• [ASSIGNMENT] Only the text carries over: repeat the records exactly and drop the images.

• [ENTRIES PROVIDED]

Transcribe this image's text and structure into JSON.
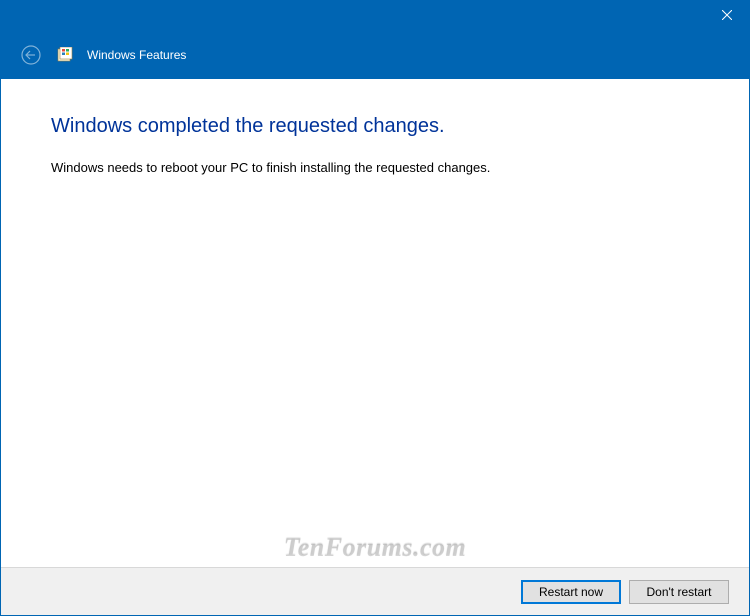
{
  "header": {
    "title": "Windows Features"
  },
  "content": {
    "heading": "Windows completed the requested changes.",
    "body": "Windows needs to reboot your PC to finish installing the requested changes."
  },
  "footer": {
    "primary_button": "Restart now",
    "secondary_button": "Don't restart"
  },
  "watermark": "TenForums.com"
}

• [EXPECTED ANSWER]
Transcribe this image's text and structure into JSON.
{
  "header": {
    "title": "Windows Features"
  },
  "content": {
    "heading": "Windows completed the requested changes.",
    "body": "Windows needs to reboot your PC to finish installing the requested changes."
  },
  "footer": {
    "primary_button": "Restart now",
    "secondary_button": "Don't restart"
  },
  "watermark": "TenForums.com"
}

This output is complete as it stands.